- Task to complete: Without changing a single character, write out every record below.

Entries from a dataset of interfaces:
========

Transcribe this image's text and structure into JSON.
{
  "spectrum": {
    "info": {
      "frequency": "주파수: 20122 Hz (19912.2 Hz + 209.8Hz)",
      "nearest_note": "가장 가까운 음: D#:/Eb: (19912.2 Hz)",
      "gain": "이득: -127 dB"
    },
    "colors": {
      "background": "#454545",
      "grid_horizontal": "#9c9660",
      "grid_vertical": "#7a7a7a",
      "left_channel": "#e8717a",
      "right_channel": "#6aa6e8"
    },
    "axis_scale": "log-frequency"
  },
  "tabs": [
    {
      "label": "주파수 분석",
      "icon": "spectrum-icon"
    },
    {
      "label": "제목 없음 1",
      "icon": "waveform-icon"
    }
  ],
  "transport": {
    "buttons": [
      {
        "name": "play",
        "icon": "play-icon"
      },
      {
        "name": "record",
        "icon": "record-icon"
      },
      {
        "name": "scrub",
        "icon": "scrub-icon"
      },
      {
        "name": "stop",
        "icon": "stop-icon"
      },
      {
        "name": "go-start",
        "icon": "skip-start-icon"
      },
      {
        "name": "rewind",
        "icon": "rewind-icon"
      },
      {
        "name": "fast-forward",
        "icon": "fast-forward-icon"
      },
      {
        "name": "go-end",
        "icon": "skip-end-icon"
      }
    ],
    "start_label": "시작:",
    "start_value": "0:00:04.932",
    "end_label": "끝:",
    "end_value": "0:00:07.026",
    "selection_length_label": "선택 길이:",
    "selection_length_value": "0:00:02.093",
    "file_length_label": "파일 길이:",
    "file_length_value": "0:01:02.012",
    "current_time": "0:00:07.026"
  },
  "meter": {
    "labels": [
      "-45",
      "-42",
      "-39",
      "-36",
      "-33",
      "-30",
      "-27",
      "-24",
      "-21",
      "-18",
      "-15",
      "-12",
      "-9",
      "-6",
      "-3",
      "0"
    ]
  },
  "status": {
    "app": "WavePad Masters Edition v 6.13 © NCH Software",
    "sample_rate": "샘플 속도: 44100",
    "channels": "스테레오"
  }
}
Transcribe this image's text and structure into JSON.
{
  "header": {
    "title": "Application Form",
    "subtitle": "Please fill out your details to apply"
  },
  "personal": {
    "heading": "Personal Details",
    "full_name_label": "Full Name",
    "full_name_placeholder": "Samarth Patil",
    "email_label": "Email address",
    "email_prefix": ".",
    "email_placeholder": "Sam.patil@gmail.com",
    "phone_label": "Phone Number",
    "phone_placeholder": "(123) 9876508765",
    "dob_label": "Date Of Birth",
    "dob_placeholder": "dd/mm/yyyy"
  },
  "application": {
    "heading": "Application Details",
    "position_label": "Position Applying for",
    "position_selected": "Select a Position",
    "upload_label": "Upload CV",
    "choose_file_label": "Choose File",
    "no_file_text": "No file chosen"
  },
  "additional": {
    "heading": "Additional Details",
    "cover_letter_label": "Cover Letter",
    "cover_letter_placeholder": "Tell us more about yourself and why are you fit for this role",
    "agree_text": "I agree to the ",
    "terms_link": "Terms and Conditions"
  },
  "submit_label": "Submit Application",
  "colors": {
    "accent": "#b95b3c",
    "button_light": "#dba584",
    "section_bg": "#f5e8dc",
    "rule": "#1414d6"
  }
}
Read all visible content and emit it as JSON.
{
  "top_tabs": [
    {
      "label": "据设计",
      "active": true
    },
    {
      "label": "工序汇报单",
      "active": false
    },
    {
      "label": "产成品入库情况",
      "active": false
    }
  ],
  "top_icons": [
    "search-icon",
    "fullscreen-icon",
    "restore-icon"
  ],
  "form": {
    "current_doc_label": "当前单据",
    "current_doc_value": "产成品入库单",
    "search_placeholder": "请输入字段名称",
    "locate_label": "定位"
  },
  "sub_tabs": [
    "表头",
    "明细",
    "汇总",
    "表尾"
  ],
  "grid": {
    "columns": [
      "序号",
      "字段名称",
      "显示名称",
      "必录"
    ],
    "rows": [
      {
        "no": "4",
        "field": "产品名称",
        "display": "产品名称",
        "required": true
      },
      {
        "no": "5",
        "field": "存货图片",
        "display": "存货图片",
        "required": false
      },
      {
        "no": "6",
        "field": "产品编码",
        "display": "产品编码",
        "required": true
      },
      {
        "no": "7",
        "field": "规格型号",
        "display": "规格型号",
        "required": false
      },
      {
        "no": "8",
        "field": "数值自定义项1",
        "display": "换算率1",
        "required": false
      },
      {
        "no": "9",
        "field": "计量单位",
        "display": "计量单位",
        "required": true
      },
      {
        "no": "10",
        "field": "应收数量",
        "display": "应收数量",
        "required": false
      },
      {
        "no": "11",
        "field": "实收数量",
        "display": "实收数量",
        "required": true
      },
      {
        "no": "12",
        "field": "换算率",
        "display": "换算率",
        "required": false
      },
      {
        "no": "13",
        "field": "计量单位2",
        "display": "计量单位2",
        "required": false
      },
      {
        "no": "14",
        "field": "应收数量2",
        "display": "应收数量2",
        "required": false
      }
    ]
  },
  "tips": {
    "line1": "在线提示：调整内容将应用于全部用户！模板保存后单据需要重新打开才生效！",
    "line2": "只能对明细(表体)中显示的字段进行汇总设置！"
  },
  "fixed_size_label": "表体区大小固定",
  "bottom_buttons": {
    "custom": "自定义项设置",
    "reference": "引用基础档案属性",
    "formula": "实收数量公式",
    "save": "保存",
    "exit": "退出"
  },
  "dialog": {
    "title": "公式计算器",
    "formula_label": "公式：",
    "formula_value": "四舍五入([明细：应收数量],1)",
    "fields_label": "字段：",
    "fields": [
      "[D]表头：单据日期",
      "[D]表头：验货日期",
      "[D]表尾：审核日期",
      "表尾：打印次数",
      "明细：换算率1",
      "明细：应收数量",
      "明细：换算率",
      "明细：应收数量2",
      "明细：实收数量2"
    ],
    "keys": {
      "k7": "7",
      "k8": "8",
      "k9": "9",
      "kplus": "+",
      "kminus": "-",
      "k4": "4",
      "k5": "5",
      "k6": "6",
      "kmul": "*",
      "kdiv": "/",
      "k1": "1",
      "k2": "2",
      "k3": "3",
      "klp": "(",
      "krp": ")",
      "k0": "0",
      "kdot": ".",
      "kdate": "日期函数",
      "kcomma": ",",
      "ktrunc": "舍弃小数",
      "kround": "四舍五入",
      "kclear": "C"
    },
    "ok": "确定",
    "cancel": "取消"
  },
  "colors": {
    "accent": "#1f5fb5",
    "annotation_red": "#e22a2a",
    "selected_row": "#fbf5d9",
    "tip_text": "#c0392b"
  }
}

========

- Response area:
Transcribe this image's text and structure into JSON.
{
  "spectrum": {
    "info": {
      "frequency": "주파수: 20122 Hz (19912.2 Hz + 209.8Hz)",
      "nearest_note": "가장 가까운 음: D#:/Eb: (19912.2 Hz)",
      "gain": "이득: -127 dB"
    },
    "colors": {
      "background": "#454545",
      "grid_horizontal": "#9c9660",
      "grid_vertical": "#7a7a7a",
      "left_channel": "#e8717a",
      "right_channel": "#6aa6e8"
    },
    "axis_scale": "log-frequency"
  },
  "tabs": [
    {
      "label": "주파수 분석",
      "icon": "spectrum-icon"
    },
    {
      "label": "제목 없음 1",
      "icon": "waveform-icon"
    }
  ],
  "transport": {
    "buttons": [
      {
        "name": "play",
        "icon": "play-icon"
      },
      {
        "name": "record",
        "icon": "record-icon"
      },
      {
        "name": "scrub",
        "icon": "scrub-icon"
      },
      {
        "name": "stop",
        "icon": "stop-icon"
      },
      {
        "name": "go-start",
        "icon": "skip-start-icon"
      },
      {
        "name": "rewind",
        "icon": "rewind-icon"
      },
      {
        "name": "fast-forward",
        "icon": "fast-forward-icon"
      },
      {
        "name": "go-end",
        "icon": "skip-end-icon"
      }
    ],
    "start_label": "시작:",
    "start_value": "0:00:04.932",
    "end_label": "끝:",
    "end_value": "0:00:07.026",
    "selection_length_label": "선택 길이:",
    "selection_length_value": "0:00:02.093",
    "file_length_label": "파일 길이:",
    "file_length_value": "0:01:02.012",
    "current_time": "0:00:07.026"
  },
  "meter": {
    "labels": [
      "-45",
      "-42",
      "-39",
      "-36",
      "-33",
      "-30",
      "-27",
      "-24",
      "-21",
      "-18",
      "-15",
      "-12",
      "-9",
      "-6",
      "-3",
      "0"
    ]
  },
  "status": {
    "app": "WavePad Masters Edition v 6.13 © NCH Software",
    "sample_rate": "샘플 속도: 44100",
    "channels": "스테레오"
  }
}
Transcribe this image's text and structure into JSON.
{
  "header": {
    "title": "Application Form",
    "subtitle": "Please fill out your details to apply"
  },
  "personal": {
    "heading": "Personal Details",
    "full_name_label": "Full Name",
    "full_name_placeholder": "Samarth Patil",
    "email_label": "Email address",
    "email_prefix": ".",
    "email_placeholder": "Sam.patil@gmail.com",
    "phone_label": "Phone Number",
    "phone_placeholder": "(123) 9876508765",
    "dob_label": "Date Of Birth",
    "dob_placeholder": "dd/mm/yyyy"
  },
  "application": {
    "heading": "Application Details",
    "position_label": "Position Applying for",
    "position_selected": "Select a Position",
    "upload_label": "Upload CV",
    "choose_file_label": "Choose File",
    "no_file_text": "No file chosen"
  },
  "additional": {
    "heading": "Additional Details",
    "cover_letter_label": "Cover Letter",
    "cover_letter_placeholder": "Tell us more about yourself and why are you fit for this role",
    "agree_text": "I agree to the ",
    "terms_link": "Terms and Conditions"
  },
  "submit_label": "Submit Application",
  "colors": {
    "accent": "#b95b3c",
    "button_light": "#dba584",
    "section_bg": "#f5e8dc",
    "rule": "#1414d6"
  }
}
Read all visible content and emit it as JSON.
{
  "top_tabs": [
    {
      "label": "据设计",
      "active": true
    },
    {
      "label": "工序汇报单",
      "active": false
    },
    {
      "label": "产成品入库情况",
      "active": false
    }
  ],
  "top_icons": [
    "search-icon",
    "fullscreen-icon",
    "restore-icon"
  ],
  "form": {
    "current_doc_label": "当前单据",
    "current_doc_value": "产成品入库单",
    "search_placeholder": "请输入字段名称",
    "locate_label": "定位"
  },
  "sub_tabs": [
    "表头",
    "明细",
    "汇总",
    "表尾"
  ],
  "grid": {
    "columns": [
      "序号",
      "字段名称",
      "显示名称",
      "必录"
    ],
    "rows": [
      {
        "no": "4",
        "field": "产品名称",
        "display": "产品名称",
        "required": true
      },
      {
        "no": "5",
        "field": "存货图片",
        "display": "存货图片",
        "required": false
      },
      {
        "no": "6",
        "field": "产品编码",
        "display": "产品编码",
        "required": true
      },
      {
        "no": "7",
        "field": "规格型号",
        "display": "规格型号",
        "required": false
      },
      {
        "no": "8",
        "field": "数值自定义项1",
        "display": "换算率1",
        "required": false
      },
      {
        "no": "9",
        "field": "计量单位",
        "display": "计量单位",
        "required": true
      },
      {
        "no": "10",
        "field": "应收数量",
        "display": "应收数量",
        "required": false
      },
      {
        "no": "11",
        "field": "实收数量",
        "display": "实收数量",
        "required": true
      },
      {
        "no": "12",
        "field": "换算率",
        "display": "换算率",
        "required": false
      },
      {
        "no": "13",
        "field": "计量单位2",
        "display": "计量单位2",
        "required": false
      },
      {
        "no": "14",
        "field": "应收数量2",
        "display": "应收数量2",
        "required": false
      }
    ]
  },
  "tips": {
    "line1": "在线提示：调整内容将应用于全部用户！模板保存后单据需要重新打开才生效！",
    "line2": "只能对明细(表体)中显示的字段进行汇总设置！"
  },
  "fixed_size_label": "表体区大小固定",
  "bottom_buttons": {
    "custom": "自定义项设置",
    "reference": "引用基础档案属性",
    "formula": "实收数量公式",
    "save": "保存",
    "exit": "退出"
  },
  "dialog": {
    "title": "公式计算器",
    "formula_label": "公式：",
    "formula_value": "四舍五入([明细：应收数量],1)",
    "fields_label": "字段：",
    "fields": [
      "[D]表头：单据日期",
      "[D]表头：验货日期",
      "[D]表尾：审核日期",
      "表尾：打印次数",
      "明细：换算率1",
      "明细：应收数量",
      "明细：换算率",
      "明细：应收数量2",
      "明细：实收数量2"
    ],
    "keys": {
      "k7": "7",
      "k8": "8",
      "k9": "9",
      "kplus": "+",
      "kminus": "-",
      "k4": "4",
      "k5": "5",
      "k6": "6",
      "kmul": "*",
      "kdiv": "/",
      "k1": "1",
      "k2": "2",
      "k3": "3",
      "klp": "(",
      "krp": ")",
      "k0": "0",
      "kdot": ".",
      "kdate": "日期函数",
      "kcomma": ",",
      "ktrunc": "舍弃小数",
      "kround": "四舍五入",
      "kclear": "C"
    },
    "ok": "确定",
    "cancel": "取消"
  },
  "colors": {
    "accent": "#1f5fb5",
    "annotation_red": "#e22a2a",
    "selected_row": "#fbf5d9",
    "tip_text": "#c0392b"
  }
}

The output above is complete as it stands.